Marx himself wrote of a situation where:

“Some time ago the London journeymen tailors formed a general association 120 to uphold their demands against the London master tailors, who are mostly big capitalists. It was a question not only of bringing wages into line with the increased prices of means of subsistence, but also of putting an end to the exceedingly harsh treatment of the workers in this branch of industry. The masters sought to frustrate this plan by recruiting journeymen tailors, chiefly in Belgium, France and Switzerland. Thereupon the secretaries of the Central Council of the International Working Men’s Association published in Belgian, French and Swiss newspapers a warning which was a complete success. The London masters’ manoeuvre was foiled; they had to surrender and meet their workers’ just demands.

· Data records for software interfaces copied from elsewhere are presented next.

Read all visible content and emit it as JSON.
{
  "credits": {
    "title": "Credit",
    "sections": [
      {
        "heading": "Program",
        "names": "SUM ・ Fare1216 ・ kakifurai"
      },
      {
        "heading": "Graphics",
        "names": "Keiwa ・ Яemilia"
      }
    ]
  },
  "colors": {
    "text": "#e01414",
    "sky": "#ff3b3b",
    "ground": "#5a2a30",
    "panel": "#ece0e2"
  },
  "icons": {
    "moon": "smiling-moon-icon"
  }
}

Defeated in England, the masters are now trying to take counter-measures, starting in Scotland. The fact is that, as a result of the London events, they had to agree, initially, to a 15 per cent. wage rise in Edinburgh as well. But secretly they sent agents to Germany to recruit journeymen tailors, particularly in the Hanover and Mecklenburg areas, for importation to Edinburgh. The first group has already been shipped off. The purpose of this importation is the same as that of the importation of Indian coolies to Jamaica, namely, perpetuation of slavery. If the Edinburgh masters succeeded, through the import of German labour, in nullifying the concessions they had already made, it would inevitably lead to repercussions in England. No one would suffer more than the German workers themselves, who constitute in Great Britain a larger number than the workers of all the other Continental nations. And the newly-imported workers, being completely helpless in a strange land, would soon sink to the level of pariahs.

Furthermore, it is a point of honour with the German workers to prove to other countries that they, like their brothers in France, Belgium and Switzerland, know how to defend the common interests of their class and will not become obedient mercenaries of capital in its struggle against labour.” (5)

The International could correctly conclude that:

“The poor have no country, in all lands they suffer from the same evils, and they therefore realise that the barriers put up by the powers that be the more thoroughly to enslave the people must fall.” (6)

(1) https://www.marxists.org/archive/marx/iwma/documents/1865/london-conference-minutes.htm
(2) https://www.marxists.org/archive/marx/iwma/documents/1864/rules.htm
(3) https://www.marxists.org/archive/marx/iwma/documents/1866/instructions.htm#01
(4) https://www.marxists.org/archive/marx/iwma/documents/1866/appeal-british.htm
(5) https://www.marxists.org/archive/marx/iwma/documents/1866/warning.htm
(6) https://www.marxists.org/archive/marx/iwma/documents/1866/to-paris-students.htm